Wednesday, June 16, 2021
According to the Wyoming Supreme Court, the answer is no.
Carrie Linn died shortly after undergoing elective surgery. Kallista Mills, the decedent's niece, was appointed decedent's wrongful death representative. Mills alleged that Charles Linn, decedent's surviving spouse, negligently caused decedent's death. On those grounds, Mills brought a wrongful death action against Charles Linn.
A year later, Mills signed a "Release of All Claims" and filed a stipulation motion to dismiss the wrongful death action with prejudice.
After the motion was signed, but before it was filed, Carrie Linn's daughters (Lacie Archer and Emily Farley) decided to intervene int he wrongful death action.
The district court dismissed the action with prejudice after Ms. Archer and Ms. Farley failed to serve opposing counsel with the motion to intervene within ten days of the hearing. Ms. Archer and Ms. Farley appealed.
In Wyoming, "only the appointed wrongful death representative can bring a wrongful death action. . ." Further, the wrongful death representative represents the interests of the beneficiaries according to a Wyoming statute.
The Wyoming Supreme Court found that wrongful death actions "shall be brought by" (emphasis added) the wrongful death representative. The Court emphasized that the word "shall" in statutes has always been considered mandatory.
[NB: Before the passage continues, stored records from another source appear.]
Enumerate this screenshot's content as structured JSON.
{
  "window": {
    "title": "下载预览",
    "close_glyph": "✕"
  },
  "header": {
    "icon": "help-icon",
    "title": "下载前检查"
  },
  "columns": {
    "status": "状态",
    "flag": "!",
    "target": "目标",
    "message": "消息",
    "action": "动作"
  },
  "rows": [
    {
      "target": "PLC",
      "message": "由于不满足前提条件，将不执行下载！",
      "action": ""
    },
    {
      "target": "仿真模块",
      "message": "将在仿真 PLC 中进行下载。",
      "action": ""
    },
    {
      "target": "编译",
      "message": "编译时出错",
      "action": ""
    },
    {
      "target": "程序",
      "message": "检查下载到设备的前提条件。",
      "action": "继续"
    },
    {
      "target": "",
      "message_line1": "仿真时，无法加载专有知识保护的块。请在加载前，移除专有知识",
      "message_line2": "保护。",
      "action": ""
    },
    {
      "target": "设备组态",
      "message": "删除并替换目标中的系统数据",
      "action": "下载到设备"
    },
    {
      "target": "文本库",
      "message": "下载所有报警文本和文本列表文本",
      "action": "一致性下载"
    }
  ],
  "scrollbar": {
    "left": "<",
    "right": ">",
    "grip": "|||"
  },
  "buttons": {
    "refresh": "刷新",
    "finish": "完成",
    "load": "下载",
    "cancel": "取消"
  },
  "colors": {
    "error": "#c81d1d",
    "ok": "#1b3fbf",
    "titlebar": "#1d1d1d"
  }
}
See Wyoming Supreme Court: Beneficiaries Cannot Intervene In Wrongful Death Action, Probate Stars, June 14, 2021.